Love and blessings. J

Tuesday, July 14, 2015

MiM Mail: Advice on starting med school with a long-distance relationship

Hi there future colleagues!

I am a long time reader of this blog, though so far I can't call exactly myself a Mother in Medicine - I am a 28 year old nontraditional student who is just about to start medical school one state away, with no kids. I have a wonderful, extremely supportive live-in boyfriend of 5 years who has been on this fun (-ish) journey to get into medical school every step of the way, though he will be starting business school this fall 8 hours away from me by car.

Our short- and medium- terms goal are to end up with summer internships in the same city next year and get engaged sometime after my second year/when he is done with business school. I will try my damndest to get some away rotations scheduled near him during my third and fourth year, and make every connection I can in my home state so we can ideally settle back here for residency, as most of his business opportunities are here (though really, who knows what will happen with the match). Eventually we would like kids.

As a type A, uber organized planner who is madly in love with this man, the uncertainty of a long distance relationship is quite scary. I am reaching out to this wonderful community to see if you all have any advice for me regarding 1) how I can set myself up for success in medical school to enjoy myself and eventually match well and 2) any tips for maintaining healthy long distance relationships.

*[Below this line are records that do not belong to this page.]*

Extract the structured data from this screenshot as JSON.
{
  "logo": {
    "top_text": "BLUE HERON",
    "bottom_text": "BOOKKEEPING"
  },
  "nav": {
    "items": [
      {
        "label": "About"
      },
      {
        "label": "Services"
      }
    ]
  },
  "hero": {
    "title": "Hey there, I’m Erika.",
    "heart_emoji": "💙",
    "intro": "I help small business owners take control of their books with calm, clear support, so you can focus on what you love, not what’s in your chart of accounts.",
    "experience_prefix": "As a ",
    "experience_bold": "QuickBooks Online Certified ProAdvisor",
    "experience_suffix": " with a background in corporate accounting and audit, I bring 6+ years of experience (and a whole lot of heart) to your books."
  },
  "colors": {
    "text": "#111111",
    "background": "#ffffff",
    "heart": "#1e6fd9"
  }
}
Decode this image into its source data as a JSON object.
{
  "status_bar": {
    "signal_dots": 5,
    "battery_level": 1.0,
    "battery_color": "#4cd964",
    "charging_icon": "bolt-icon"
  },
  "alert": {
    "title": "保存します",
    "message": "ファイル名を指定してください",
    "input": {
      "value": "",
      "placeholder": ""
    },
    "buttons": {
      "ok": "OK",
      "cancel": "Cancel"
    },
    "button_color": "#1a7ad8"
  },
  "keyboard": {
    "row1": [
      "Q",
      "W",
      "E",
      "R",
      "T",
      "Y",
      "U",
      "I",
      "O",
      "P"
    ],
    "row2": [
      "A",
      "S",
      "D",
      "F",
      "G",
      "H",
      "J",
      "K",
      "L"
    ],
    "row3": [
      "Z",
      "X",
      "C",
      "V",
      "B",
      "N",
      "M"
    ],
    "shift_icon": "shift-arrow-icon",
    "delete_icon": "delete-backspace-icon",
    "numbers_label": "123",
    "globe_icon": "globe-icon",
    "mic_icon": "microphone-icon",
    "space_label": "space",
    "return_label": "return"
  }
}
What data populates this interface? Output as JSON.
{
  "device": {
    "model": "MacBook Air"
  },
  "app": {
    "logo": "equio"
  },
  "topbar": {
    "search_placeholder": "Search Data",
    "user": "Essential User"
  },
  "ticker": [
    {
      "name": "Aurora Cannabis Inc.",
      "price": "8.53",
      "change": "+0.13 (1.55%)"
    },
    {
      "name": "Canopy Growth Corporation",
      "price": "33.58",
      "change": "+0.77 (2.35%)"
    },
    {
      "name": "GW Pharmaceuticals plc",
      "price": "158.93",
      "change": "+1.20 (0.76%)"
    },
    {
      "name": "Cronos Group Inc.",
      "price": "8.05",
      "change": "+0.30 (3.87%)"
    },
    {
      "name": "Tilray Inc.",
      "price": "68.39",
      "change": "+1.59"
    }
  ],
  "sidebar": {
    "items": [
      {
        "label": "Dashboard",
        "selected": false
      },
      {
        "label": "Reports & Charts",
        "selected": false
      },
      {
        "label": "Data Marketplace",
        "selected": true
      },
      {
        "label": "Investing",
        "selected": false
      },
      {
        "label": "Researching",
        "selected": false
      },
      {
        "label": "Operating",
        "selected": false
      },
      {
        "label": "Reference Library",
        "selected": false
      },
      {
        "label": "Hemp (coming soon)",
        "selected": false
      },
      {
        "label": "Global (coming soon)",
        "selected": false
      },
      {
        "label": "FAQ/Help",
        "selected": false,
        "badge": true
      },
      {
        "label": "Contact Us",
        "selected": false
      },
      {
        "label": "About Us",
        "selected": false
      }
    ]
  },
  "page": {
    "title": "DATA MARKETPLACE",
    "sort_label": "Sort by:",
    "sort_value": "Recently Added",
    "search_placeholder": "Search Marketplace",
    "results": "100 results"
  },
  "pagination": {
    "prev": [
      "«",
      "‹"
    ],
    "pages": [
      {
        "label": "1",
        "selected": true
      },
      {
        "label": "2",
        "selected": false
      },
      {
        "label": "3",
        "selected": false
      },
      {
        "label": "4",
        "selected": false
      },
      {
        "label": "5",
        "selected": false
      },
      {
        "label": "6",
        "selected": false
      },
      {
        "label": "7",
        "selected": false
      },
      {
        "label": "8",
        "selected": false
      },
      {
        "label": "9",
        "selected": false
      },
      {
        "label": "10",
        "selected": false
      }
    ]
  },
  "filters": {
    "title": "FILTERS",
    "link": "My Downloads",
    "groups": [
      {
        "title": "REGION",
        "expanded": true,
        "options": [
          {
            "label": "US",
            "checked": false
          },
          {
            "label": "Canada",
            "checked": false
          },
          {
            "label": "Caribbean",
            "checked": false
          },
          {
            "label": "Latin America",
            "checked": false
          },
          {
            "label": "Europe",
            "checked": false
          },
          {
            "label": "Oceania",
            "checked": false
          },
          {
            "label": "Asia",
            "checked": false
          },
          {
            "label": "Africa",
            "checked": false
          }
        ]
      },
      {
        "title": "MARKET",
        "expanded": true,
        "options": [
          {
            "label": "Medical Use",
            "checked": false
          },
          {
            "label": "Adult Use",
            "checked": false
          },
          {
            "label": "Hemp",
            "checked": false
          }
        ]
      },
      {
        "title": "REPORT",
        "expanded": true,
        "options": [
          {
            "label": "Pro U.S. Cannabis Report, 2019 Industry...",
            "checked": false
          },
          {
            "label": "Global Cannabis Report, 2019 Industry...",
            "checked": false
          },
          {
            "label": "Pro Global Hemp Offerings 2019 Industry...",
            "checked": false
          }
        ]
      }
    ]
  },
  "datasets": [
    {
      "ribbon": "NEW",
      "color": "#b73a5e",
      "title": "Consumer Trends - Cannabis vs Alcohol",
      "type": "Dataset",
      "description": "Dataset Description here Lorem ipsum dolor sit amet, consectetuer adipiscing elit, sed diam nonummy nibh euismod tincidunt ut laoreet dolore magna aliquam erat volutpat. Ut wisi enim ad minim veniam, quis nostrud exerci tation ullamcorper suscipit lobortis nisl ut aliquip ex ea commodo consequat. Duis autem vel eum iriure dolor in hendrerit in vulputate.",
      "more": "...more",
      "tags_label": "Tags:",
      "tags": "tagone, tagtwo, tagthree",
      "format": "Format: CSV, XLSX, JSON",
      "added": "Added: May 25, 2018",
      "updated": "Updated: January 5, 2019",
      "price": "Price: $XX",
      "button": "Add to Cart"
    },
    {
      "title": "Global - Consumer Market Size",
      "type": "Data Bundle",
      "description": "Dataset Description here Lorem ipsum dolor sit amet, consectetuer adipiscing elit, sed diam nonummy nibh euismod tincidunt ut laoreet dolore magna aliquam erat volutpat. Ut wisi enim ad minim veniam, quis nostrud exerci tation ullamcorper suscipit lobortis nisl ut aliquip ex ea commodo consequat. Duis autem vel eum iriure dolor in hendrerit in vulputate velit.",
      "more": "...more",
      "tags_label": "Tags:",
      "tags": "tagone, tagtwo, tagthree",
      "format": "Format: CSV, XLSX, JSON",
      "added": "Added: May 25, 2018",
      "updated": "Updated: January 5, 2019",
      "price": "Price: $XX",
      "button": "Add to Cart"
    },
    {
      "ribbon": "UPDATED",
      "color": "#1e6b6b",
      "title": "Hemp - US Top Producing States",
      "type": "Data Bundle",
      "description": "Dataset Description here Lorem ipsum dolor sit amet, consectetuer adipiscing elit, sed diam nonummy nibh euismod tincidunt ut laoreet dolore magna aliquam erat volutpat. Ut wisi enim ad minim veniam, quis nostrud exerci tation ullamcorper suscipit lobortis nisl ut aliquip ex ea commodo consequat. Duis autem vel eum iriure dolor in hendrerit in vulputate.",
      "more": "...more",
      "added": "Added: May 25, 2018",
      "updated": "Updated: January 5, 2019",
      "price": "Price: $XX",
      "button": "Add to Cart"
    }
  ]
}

Thank you in advance - I am honored and humbled to be entering into a profession with the inspiring women I see on this blog and I can't wait to hear your thoughts.

J